(1845–1921) French physicist
Born at Hollerich in Luxembourg, Lippmann was educated at the Ecole Normale in Paris. After conducting research in Germany he became professor of probability and mathematical physics at the Sorbonne in 1883. In 1886 he became director of the laboratories for physical research and professor of physics at the Sorbonne.
In 1873 he invented the Lippmann capillary electrometer, an instrument for measuring extremely small voltages. Lippmann is, however, better known for producing the first color photographic plate (1891). His color-photography process involved placing a coat of mercury behind the emulsion on the photographic plate. It is the only direct method of color photography but requires a long exposure time. For this work Lippmann was awarded the Nobel Prize for physics in 1908. Lippmann's other inventions included a galvanometer, a seismograph, and a coelostat.

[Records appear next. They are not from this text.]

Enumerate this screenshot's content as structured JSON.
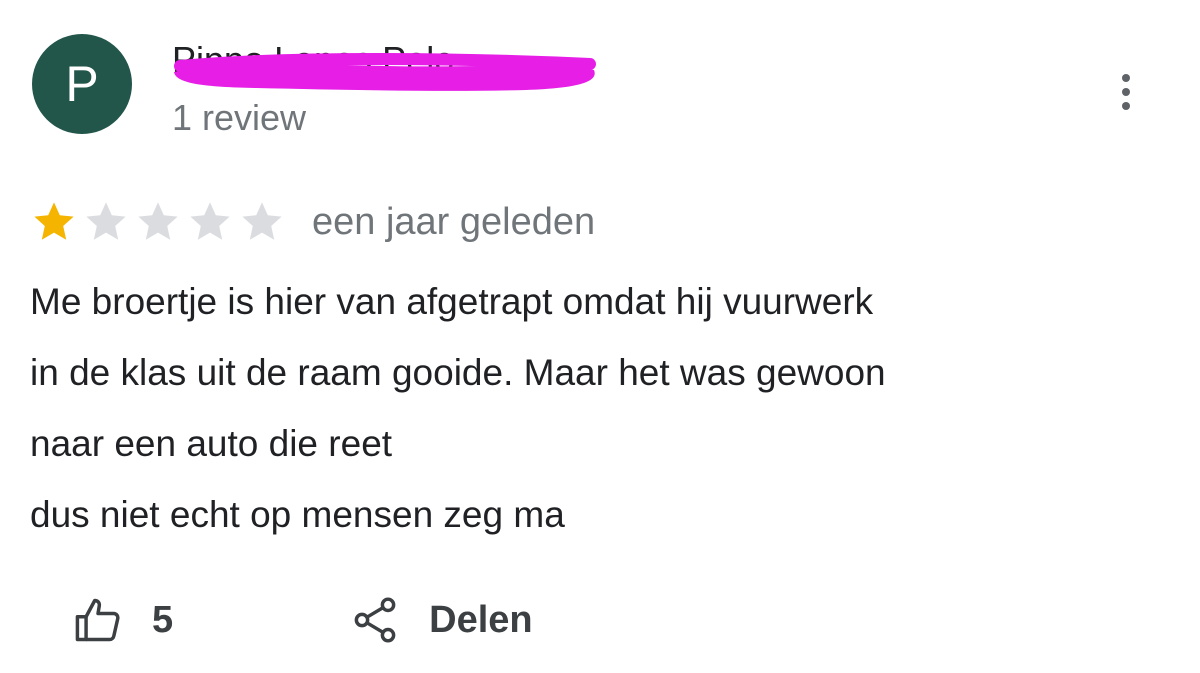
{
  "review": {
    "avatar_initial": "P",
    "avatar_color": "#22564a",
    "reviewer_name": "Pippo Lopes Pelo",
    "review_count": "1 review",
    "rating": 1,
    "max_rating": 5,
    "star_filled_color": "#f4b400",
    "star_empty_color": "#dadce0",
    "date": "een jaar geleden",
    "text_lines": [
      "Me broertje is hier van afgetrapt omdat hij vuurwerk",
      "in de klas uit de raam gooide. Maar het was gewoon",
      "naar een auto die reet",
      "dus niet echt op mensen zeg ma"
    ],
    "redaction_color": "#e61ee6"
  },
  "actions": {
    "like_icon": "thumbs-up-icon",
    "like_count": "5",
    "share_icon": "share-icon",
    "share_label": "Delen",
    "more_icon": "more-vertical-icon"
  }
}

Subjects: Science and Mathematics — Photography and Photographs.